Elden Gatwood

-----Original Message-----
From: STMFC@yahoogroups.com [mailto:STMFC@yahoogroups.com] On Behalf Of FrederickJct@hotmail.com
Sent: Friday, February 14, 2014 9:25 AM
To: STMFC@yahoogroups.com
Subject: [EXTERNAL] [STMFC] RE: Semet Solvay Dome Platform



Mike,
What was hauled in these tanks?
Wikipedia has the following on Semet-Solvay:
The Hazard family invested in an affiliated business, the Semet-Solvay Company, formed in 1895. Louis Semet, a relative of Ernest and Alfred Solvay, had developed with the brothers a coke oven designed to recover valuable materials formerly wasted in the coking <http://en.wikipedia.org/wiki/Coking> process. In 1892 the Solvay Process Company built the first of the ovens in America, forming the Semet-Solvay Company three years later to build and operate them. Coke plants were located in Ashland, Kentucky <http://en.wikipedia.org/wiki/Ashland,_Kentucky> ; Buffalo, New York <http://en.wikipedia.org/wiki/Buffalo,_New_York> ; Detroit, Michigan <http://en.wikipedia.org/wiki/Detroit,_Michigan> ; and Ironton, Ohio <http://en.wikipedia.org/wiki/Ironton,_Ohio> . Semet-Solvay operated its own mines <http://en.wikipedia.org/wiki/Coal_mining> in West Virginia <http://en.wikipedia.org/wiki/West_Virginia> , providing much of its coal supply.


-Tom Fedor, Thurmont, MD



Classification: UNCLASSIFIED
Caveats: NONE


Re: Semet Solvay Dome Platform

Tom Fedor
 

Mike,
What was hauled in these tanks?
Wikipedia has the following on Semet-Solvay:
The Hazard family invested in an affiliated business, the Semet-Solvay Company, formed in 1895. Louis Semet, a relative of Ernest and Alfred Solvay, had developed with the brothers a coke oven designed to recover valuable materials formerly wasted in the coking process. In 1892 the Solvay Process Company built the first of the ovens in America, forming the Semet-Solvay Company three years later to build and operate them. Coke plants were located in Ashland, KentuckyBuffalo, New YorkDetroit, Michigan; and Ironton, Ohio. Semet-Solvay operated its own mines in West Virginia, providing much of its coal supply.

-Tom Fedor, Thurmont, MD


Re: Moisture Trap for Air Brush

Tom in Texas
 

I went to the NMRA site and used the magazine index and found this article which is probably the correct one

It was in the September 1971 issue of RMC
Moisture trap coil for compressors
p. 30
Tom in Texas 


Re: Military loads on the TP&W during WW2

pdnapp
 

Image number 129 has a steam loco with hazard stripes.
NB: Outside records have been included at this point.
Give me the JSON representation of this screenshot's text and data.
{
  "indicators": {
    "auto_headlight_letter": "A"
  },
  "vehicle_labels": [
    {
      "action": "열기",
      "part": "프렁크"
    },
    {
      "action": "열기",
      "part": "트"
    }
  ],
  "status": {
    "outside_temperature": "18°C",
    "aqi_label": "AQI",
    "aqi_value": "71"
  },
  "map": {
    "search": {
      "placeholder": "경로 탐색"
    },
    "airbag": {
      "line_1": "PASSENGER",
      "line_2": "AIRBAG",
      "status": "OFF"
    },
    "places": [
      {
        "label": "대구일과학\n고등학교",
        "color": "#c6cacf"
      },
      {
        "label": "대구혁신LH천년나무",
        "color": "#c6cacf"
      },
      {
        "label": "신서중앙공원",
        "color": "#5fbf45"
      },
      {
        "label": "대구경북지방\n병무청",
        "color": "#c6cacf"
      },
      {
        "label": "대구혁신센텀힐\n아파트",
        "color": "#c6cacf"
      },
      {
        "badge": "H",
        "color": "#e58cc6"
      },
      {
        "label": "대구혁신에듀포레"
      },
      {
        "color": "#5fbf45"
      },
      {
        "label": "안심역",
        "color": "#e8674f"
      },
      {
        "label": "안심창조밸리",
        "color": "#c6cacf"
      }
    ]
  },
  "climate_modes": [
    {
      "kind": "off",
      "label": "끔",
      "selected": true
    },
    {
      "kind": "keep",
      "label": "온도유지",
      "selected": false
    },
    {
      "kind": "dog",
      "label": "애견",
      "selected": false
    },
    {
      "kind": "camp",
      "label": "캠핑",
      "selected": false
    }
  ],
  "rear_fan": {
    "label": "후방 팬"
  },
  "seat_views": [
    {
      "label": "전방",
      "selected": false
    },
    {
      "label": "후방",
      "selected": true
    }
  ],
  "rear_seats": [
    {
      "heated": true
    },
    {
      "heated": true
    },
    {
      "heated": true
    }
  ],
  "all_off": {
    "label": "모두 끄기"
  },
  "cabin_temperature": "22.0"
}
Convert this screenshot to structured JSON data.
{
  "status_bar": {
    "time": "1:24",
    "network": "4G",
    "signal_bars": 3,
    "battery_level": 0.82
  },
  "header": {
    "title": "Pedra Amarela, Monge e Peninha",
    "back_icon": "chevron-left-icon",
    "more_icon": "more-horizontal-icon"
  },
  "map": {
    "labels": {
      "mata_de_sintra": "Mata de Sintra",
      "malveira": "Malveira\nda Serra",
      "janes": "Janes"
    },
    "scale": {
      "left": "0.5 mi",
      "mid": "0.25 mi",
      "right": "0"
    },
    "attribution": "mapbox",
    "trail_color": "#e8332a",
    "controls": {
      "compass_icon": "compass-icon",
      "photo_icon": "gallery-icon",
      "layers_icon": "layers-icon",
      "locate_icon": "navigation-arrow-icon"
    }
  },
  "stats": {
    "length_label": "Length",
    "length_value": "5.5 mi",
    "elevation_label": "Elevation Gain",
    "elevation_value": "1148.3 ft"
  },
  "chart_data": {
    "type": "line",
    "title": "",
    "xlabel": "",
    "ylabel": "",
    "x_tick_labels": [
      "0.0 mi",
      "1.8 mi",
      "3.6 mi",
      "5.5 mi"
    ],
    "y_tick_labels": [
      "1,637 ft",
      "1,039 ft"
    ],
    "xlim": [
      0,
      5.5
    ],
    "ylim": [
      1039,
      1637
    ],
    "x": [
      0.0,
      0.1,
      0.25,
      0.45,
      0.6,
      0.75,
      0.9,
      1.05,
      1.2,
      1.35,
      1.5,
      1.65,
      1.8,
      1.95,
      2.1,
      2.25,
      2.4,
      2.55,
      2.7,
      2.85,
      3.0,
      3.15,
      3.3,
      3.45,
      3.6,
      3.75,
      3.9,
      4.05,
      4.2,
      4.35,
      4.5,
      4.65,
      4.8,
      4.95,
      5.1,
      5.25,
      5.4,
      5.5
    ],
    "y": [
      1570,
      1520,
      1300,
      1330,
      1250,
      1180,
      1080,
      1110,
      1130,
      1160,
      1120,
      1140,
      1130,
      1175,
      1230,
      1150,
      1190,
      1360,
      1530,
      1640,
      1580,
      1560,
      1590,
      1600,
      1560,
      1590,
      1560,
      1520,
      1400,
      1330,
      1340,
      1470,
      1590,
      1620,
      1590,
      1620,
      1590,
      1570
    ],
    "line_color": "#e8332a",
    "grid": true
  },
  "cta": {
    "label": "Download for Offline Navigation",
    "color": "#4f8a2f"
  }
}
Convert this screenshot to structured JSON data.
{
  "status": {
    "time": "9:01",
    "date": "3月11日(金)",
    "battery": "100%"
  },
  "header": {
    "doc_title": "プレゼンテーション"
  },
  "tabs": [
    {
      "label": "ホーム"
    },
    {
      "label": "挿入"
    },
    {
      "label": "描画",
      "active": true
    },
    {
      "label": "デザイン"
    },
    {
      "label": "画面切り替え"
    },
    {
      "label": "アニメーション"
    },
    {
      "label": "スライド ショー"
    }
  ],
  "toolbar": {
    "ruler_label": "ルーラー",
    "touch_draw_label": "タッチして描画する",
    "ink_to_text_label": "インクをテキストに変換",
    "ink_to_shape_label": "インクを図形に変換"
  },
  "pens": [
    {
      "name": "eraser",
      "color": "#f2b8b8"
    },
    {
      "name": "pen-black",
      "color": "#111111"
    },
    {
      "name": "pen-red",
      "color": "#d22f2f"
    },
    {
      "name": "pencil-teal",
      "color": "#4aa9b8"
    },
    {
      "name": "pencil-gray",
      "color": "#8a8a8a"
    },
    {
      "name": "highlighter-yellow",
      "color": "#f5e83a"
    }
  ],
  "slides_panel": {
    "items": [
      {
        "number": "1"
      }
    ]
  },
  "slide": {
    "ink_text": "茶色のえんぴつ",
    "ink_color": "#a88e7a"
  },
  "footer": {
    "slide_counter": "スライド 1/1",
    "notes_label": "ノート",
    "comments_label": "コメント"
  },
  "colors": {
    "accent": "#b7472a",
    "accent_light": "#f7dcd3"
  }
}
I have never seen them on anything except yard diesels. 

James Dawkins


Re: Military loads on the TP&W during WW2

Ray Breyer
 

There are actually five photos of the train in this sequence (pulled by double-headed 80's), and the train is postwar; R. J. Coulter appears in several of the TP&W shots, so they're post-1947. Most likely, this a Guard training movement.

Ray Breyer
Elgin, IL


From: "borhsarchives@..."
To: STMFC@...
Sent: Thursday, February 13, 2014 11:04 PM
Subject: [STMFC] Military loads on the TP&W during WW2


Military loads on the TP&W during WW2

NicholasF
 


Re: An unusual car - compressed gas

NicholasF
 

I've just flipped and cropped this photo if that can help anyone with the identification.

Take Care
-Nick Fry

70501 - 70520 of 192652